Which lines in the records below contain the word "state"? Return each of them.

------ Data for processing

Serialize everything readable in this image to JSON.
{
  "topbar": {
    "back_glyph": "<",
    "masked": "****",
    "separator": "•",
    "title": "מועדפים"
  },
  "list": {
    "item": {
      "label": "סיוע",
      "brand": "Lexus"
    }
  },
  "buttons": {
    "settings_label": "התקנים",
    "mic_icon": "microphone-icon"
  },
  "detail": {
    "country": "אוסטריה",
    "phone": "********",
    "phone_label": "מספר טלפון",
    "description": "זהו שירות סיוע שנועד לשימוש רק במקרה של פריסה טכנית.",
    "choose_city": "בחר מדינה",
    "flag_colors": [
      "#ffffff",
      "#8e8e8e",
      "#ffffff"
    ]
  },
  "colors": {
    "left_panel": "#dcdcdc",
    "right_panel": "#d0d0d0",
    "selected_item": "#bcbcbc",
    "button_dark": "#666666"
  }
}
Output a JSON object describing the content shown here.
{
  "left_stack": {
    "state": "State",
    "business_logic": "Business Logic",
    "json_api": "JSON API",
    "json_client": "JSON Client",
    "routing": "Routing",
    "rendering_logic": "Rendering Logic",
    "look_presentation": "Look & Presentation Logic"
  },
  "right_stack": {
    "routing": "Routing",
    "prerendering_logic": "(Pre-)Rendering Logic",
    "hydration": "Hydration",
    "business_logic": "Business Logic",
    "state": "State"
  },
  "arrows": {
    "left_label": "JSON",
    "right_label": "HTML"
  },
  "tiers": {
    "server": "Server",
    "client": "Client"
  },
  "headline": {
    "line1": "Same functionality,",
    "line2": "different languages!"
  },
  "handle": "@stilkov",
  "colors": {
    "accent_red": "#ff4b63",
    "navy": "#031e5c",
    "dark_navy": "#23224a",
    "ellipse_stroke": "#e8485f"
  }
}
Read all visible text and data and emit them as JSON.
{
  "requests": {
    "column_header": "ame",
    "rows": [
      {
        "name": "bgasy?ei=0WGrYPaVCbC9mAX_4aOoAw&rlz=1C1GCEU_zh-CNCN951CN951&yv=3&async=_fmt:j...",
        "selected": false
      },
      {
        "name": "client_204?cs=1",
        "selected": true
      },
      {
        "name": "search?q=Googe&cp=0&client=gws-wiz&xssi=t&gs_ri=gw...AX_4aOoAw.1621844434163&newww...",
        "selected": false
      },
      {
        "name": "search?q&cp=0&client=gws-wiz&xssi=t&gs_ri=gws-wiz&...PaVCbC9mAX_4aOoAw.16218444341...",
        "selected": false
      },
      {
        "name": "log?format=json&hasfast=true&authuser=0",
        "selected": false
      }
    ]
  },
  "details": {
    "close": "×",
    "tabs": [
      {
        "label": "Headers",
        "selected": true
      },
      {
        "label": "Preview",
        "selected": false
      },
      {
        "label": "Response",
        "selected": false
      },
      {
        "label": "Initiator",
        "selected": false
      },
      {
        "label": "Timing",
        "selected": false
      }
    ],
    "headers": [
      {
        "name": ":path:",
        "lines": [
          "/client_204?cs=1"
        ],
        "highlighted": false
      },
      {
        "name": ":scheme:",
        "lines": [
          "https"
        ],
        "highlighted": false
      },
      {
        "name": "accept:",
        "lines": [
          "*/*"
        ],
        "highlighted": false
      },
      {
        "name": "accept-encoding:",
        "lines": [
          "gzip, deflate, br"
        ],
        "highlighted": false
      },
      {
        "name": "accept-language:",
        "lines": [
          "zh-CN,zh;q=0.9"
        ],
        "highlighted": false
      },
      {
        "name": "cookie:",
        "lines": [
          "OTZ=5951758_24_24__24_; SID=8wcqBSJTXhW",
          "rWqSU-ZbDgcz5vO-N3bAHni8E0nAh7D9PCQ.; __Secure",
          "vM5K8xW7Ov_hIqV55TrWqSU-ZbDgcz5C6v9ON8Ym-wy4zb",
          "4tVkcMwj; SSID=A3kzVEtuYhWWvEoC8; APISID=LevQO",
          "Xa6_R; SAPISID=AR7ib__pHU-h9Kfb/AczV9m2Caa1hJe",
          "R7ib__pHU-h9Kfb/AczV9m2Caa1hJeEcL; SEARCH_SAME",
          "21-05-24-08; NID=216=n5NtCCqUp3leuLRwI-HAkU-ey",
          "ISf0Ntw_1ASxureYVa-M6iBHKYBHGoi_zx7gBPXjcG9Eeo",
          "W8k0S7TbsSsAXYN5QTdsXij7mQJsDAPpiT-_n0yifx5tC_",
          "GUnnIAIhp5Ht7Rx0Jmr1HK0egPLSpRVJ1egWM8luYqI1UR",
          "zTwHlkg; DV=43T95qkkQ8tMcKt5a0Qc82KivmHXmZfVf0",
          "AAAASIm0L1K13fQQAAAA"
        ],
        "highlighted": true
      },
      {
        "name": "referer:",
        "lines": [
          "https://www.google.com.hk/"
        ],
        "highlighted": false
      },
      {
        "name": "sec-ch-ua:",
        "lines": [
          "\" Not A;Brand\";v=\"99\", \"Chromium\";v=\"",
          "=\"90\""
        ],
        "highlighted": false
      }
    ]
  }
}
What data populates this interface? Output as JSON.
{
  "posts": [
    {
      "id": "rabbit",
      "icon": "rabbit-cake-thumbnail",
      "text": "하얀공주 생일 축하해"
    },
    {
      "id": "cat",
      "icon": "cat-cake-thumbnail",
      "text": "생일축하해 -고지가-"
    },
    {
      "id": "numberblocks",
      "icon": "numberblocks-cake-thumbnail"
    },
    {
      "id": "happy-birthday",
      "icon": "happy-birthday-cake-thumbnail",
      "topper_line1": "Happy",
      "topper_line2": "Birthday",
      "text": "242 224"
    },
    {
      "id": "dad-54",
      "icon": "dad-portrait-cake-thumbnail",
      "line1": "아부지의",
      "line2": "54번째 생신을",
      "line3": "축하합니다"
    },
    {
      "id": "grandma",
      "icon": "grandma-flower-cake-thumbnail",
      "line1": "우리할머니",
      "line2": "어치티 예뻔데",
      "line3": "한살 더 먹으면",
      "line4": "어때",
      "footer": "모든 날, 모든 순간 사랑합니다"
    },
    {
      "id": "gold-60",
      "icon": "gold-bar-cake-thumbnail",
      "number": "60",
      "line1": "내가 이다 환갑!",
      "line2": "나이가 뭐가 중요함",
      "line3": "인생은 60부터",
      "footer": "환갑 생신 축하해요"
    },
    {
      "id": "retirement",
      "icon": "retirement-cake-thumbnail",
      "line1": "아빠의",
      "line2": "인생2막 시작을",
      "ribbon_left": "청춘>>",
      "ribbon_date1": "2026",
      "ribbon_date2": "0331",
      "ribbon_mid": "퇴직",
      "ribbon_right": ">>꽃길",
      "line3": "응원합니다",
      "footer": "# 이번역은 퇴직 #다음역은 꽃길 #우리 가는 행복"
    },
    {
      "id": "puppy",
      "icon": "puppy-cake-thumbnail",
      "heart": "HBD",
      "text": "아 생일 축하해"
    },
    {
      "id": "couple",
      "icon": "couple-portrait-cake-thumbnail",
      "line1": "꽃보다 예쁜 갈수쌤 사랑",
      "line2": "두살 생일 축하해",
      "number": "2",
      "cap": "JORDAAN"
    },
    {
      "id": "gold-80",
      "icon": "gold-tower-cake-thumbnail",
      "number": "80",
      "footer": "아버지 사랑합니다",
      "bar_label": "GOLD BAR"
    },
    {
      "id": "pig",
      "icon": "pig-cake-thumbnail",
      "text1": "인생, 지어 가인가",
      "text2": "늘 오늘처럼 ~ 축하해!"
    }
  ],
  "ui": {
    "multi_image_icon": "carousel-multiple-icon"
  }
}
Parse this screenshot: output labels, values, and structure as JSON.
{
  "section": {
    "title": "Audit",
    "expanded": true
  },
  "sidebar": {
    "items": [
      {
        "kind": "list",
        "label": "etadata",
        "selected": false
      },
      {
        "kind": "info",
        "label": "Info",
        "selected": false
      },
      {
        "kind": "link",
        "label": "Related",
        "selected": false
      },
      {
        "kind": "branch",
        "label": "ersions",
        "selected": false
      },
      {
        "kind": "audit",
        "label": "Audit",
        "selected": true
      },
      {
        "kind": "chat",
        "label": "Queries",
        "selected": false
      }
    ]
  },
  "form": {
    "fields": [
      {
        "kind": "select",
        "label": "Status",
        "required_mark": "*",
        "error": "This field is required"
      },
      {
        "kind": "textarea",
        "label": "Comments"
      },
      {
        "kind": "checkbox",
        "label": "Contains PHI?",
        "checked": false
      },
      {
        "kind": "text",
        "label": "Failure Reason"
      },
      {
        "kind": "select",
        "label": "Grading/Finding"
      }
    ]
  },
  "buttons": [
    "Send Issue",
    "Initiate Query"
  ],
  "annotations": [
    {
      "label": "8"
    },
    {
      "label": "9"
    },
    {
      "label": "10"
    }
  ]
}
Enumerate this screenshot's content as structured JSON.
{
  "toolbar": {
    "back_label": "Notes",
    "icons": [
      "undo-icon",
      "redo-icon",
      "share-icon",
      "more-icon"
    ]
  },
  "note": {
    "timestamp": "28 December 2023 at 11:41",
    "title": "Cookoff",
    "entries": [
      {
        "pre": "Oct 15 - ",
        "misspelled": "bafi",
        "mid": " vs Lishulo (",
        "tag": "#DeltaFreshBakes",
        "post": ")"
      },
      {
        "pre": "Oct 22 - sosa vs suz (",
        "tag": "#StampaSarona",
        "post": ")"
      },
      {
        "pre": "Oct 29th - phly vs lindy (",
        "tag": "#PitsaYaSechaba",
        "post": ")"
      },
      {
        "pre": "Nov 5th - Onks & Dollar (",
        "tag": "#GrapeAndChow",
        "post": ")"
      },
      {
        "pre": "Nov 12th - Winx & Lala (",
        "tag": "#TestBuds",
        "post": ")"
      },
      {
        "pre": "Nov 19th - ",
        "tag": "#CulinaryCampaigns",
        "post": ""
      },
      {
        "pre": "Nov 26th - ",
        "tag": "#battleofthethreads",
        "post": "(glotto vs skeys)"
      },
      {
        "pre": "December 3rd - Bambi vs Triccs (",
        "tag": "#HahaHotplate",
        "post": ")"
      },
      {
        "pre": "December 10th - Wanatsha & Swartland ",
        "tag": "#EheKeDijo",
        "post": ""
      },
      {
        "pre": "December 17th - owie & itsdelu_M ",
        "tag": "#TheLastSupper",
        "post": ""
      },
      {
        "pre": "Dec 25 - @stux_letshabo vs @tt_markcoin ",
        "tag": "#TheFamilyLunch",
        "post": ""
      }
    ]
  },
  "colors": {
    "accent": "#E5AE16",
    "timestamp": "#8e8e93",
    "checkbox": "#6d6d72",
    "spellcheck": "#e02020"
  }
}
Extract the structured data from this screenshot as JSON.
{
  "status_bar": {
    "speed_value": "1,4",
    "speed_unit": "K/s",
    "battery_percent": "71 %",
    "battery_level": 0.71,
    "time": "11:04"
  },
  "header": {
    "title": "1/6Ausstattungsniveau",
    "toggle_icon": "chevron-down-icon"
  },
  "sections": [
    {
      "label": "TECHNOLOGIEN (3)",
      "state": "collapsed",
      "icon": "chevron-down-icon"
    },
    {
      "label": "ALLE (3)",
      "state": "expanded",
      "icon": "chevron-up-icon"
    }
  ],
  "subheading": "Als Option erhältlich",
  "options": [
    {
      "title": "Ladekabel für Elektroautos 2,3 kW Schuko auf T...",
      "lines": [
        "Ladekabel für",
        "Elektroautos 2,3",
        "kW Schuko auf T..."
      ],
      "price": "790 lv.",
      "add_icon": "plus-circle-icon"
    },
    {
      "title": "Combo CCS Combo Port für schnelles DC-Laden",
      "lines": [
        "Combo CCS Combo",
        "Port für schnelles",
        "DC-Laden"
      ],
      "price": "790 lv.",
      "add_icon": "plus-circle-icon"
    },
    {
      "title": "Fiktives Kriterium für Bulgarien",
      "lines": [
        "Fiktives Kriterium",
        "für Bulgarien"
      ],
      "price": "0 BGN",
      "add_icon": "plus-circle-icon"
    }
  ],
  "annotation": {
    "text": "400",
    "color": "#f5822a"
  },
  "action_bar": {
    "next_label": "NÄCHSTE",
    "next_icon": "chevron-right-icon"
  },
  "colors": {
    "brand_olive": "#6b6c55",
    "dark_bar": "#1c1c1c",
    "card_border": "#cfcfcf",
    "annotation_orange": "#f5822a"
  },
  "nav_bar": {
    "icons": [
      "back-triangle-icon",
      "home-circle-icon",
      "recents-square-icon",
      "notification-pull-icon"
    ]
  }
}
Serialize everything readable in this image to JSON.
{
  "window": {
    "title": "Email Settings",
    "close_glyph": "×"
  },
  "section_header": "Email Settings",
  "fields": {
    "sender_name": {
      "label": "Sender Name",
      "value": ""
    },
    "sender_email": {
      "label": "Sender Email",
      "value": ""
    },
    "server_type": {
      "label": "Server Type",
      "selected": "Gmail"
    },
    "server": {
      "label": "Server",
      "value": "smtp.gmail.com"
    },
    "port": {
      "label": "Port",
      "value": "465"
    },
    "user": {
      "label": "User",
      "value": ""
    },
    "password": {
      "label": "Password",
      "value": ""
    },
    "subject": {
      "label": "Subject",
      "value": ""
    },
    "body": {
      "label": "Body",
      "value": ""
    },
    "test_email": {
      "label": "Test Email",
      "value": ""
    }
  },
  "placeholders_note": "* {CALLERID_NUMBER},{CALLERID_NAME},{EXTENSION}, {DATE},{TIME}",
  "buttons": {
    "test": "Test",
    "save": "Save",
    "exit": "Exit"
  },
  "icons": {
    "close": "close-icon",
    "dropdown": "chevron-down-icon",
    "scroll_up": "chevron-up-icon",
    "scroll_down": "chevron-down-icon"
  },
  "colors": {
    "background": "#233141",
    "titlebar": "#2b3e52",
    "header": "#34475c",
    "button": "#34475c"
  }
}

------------

Finished task:
    "state": "State",
    "state": "State"
      "state": "collapsed",
      "state": "expanded",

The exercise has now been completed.